Try it:
For the records that follow, return only the count of lines containing the string "text".

App and web page records:
=== Begin Enclosure ===
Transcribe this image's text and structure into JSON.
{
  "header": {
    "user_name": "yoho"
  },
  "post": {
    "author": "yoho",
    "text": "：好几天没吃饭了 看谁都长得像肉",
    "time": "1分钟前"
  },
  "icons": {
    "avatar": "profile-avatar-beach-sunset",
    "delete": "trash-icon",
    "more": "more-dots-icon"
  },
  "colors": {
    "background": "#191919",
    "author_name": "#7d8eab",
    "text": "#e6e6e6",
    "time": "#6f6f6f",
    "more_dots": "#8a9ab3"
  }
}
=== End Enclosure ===
Output:
3